◆ Task item:
The required output is every record, written out exactly.

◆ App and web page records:
──────
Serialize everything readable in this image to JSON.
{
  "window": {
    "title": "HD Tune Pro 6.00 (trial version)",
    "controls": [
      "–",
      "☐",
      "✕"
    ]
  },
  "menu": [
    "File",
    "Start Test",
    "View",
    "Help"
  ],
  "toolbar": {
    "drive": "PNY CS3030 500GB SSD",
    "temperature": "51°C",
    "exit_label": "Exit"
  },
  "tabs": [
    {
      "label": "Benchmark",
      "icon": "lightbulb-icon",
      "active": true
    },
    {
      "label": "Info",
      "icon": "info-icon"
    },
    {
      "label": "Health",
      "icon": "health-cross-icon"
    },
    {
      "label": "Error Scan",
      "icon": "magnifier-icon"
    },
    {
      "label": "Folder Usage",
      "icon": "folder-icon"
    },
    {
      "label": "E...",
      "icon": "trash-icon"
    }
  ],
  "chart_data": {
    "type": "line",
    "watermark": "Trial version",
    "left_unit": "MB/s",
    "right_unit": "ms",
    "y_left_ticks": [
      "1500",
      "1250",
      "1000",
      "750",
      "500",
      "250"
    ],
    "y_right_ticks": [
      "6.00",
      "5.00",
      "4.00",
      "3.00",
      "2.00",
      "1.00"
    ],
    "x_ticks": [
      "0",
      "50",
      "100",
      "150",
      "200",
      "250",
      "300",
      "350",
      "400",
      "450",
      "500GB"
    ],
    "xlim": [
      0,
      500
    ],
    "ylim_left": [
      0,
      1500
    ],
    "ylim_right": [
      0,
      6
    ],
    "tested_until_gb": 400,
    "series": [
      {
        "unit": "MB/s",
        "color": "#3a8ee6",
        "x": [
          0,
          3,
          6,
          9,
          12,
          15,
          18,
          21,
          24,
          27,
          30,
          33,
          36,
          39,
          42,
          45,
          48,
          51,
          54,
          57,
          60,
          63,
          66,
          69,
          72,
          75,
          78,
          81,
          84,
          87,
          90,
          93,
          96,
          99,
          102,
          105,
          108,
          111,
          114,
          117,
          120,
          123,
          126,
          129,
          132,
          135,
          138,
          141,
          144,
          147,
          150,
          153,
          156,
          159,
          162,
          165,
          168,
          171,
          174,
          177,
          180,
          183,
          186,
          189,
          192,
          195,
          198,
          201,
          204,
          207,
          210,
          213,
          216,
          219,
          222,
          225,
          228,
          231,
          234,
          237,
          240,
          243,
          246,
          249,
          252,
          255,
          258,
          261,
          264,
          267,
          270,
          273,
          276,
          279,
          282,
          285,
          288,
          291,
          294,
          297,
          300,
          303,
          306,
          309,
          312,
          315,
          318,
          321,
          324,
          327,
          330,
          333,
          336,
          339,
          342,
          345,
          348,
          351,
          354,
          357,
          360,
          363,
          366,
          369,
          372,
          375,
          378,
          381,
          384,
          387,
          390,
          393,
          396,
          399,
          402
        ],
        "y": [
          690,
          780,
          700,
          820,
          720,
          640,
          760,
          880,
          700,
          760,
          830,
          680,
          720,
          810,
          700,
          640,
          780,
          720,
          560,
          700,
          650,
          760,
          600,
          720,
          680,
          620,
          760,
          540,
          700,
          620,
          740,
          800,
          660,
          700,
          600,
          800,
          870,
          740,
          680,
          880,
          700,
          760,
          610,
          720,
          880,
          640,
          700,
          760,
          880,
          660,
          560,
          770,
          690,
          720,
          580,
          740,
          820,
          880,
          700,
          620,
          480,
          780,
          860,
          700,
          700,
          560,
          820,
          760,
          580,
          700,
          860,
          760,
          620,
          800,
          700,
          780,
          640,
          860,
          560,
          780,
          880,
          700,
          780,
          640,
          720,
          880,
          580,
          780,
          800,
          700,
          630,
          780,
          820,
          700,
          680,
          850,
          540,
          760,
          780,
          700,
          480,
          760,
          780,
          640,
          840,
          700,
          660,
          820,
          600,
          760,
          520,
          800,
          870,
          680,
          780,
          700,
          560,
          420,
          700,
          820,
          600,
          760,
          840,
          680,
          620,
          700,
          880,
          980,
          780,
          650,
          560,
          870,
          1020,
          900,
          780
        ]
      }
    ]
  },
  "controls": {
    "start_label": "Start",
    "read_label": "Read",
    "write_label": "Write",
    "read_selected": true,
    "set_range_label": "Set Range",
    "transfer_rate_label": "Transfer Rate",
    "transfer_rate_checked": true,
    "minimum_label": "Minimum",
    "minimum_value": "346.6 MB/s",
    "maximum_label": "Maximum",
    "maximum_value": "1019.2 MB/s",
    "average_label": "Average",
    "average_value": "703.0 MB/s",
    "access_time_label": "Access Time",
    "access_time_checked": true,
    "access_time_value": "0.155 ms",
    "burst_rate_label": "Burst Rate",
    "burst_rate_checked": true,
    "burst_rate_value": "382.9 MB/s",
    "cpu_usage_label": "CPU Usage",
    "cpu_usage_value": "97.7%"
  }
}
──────
◆ Solution to this exercise:
Serialize everything readable in this image to JSON.
{
  "window": {
    "title": "HD Tune Pro 6.00 (trial version)",
    "controls": [
      "–",
      "☐",
      "✕"
    ]
  },
  "menu": [
    "File",
    "Start Test",
    "View",
    "Help"
  ],
  "toolbar": {
    "drive": "PNY CS3030 500GB SSD",
    "temperature": "51°C",
    "exit_label": "Exit"
  },
  "tabs": [
    {
      "label": "Benchmark",
      "icon": "lightbulb-icon",
      "active": true
    },
    {
      "label": "Info",
      "icon": "info-icon"
    },
    {
      "label": "Health",
      "icon": "health-cross-icon"
    },
    {
      "label": "Error Scan",
      "icon": "magnifier-icon"
    },
    {
      "label": "Folder Usage",
      "icon": "folder-icon"
    },
    {
      "label": "E...",
      "icon": "trash-icon"
    }
  ],
  "chart_data": {
    "type": "line",
    "watermark": "Trial version",
    "left_unit": "MB/s",
    "right_unit": "ms",
    "y_left_ticks": [
      "1500",
      "1250",
      "1000",
      "750",
      "500",
      "250"
    ],
    "y_right_ticks": [
      "6.00",
      "5.00",
      "4.00",
      "3.00",
      "2.00",
      "1.00"
    ],
    "x_ticks": [
      "0",
      "50",
      "100",
      "150",
      "200",
      "250",
      "300",
      "350",
      "400",
      "450",
      "500GB"
    ],
    "xlim": [
      0,
      500
    ],
    "ylim_left": [
      0,
      1500
    ],
    "ylim_right": [
      0,
      6
    ],
    "tested_until_gb": 400,
    "series": [
      {
        "unit": "MB/s",
        "color": "#3a8ee6",
        "x": [
          0,
          3,
          6,
          9,
          12,
          15,
          18,
          21,
          24,
          27,
          30,
          33,
          36,
          39,
          42,
          45,
          48,
          51,
          54,
          57,
          60,
          63,
          66,
          69,
          72,
          75,
          78,
          81,
          84,
          87,
          90,
          93,
          96,
          99,
          102,
          105,
          108,
          111,
          114,
          117,
          120,
          123,
          126,
          129,
          132,
          135,
          138,
          141,
          144,
          147,
          150,
          153,
          156,
          159,
          162,
          165,
          168,
          171,
          174,
          177,
          180,
          183,
          186,
          189,
          192,
          195,
          198,
          201,
          204,
          207,
          210,
          213,
          216,
          219,
          222,
          225,
          228,
          231,
          234,
          237,
          240,
          243,
          246,
          249,
          252,
          255,
          258,
          261,
          264,
          267,
          270,
          273,
          276,
          279,
          282,
          285,
          288,
          291,
          294,
          297,
          300,
          303,
          306,
          309,
          312,
          315,
          318,
          321,
          324,
          327,
          330,
          333,
          336,
          339,
          342,
          345,
          348,
          351,
          354,
          357,
          360,
          363,
          366,
          369,
          372,
          375,
          378,
          381,
          384,
          387,
          390,
          393,
          396,
          399,
          402
        ],
        "y": [
          690,
          780,
          700,
          820,
          720,
          640,
          760,
          880,
          700,
          760,
          830,
          680,
          720,
          810,
          700,
          640,
          780,
          720,
          560,
          700,
          650,
          760,
          600,
          720,
          680,
          620,
          760,
          540,
          700,
          620,
          740,
          800,
          660,
          700,
          600,
          800,
          870,
          740,
          680,
          880,
          700,
          760,
          610,
          720,
          880,
          640,
          700,
          760,
          880,
          660,
          560,
          770,
          690,
          720,
          580,
          740,
          820,
          880,
          700,
          620,
          480,
          780,
          860,
          700,
          700,
          560,
          820,
          760,
          580,
          700,
          860,
          760,
          620,
          800,
          700,
          780,
          640,
          860,
          560,
          780,
          880,
          700,
          780,
          640,
          720,
          880,
          580,
          780,
          800,
          700,
          630,
          780,
          820,
          700,
          680,
          850,
          540,
          760,
          780,
          700,
          480,
          760,
          780,
          640,
          840,
          700,
          660,
          820,
          600,
          760,
          520,
          800,
          870,
          680,
          780,
          700,
          560,
          420,
          700,
          820,
          600,
          760,
          840,
          680,
          620,
          700,
          880,
          980,
          780,
          650,
          560,
          870,
          1020,
          900,
          780
        ]
      }
    ]
  },
  "controls": {
    "start_label": "Start",
    "read_label": "Read",
    "write_label": "Write",
    "read_selected": true,
    "set_range_label": "Set Range",
    "transfer_rate_label": "Transfer Rate",
    "transfer_rate_checked": true,
    "minimum_label": "Minimum",
    "minimum_value": "346.6 MB/s",
    "maximum_label": "Maximum",
    "maximum_value": "1019.2 MB/s",
    "average_label": "Average",
    "average_value": "703.0 MB/s",
    "access_time_label": "Access Time",
    "access_time_checked": true,
    "access_time_value": "0.155 ms",
    "burst_rate_label": "Burst Rate",
    "burst_rate_checked": true,
    "burst_rate_value": "382.9 MB/s",
    "cpu_usage_label": "CPU Usage",
    "cpu_usage_value": "97.7%"
  }
}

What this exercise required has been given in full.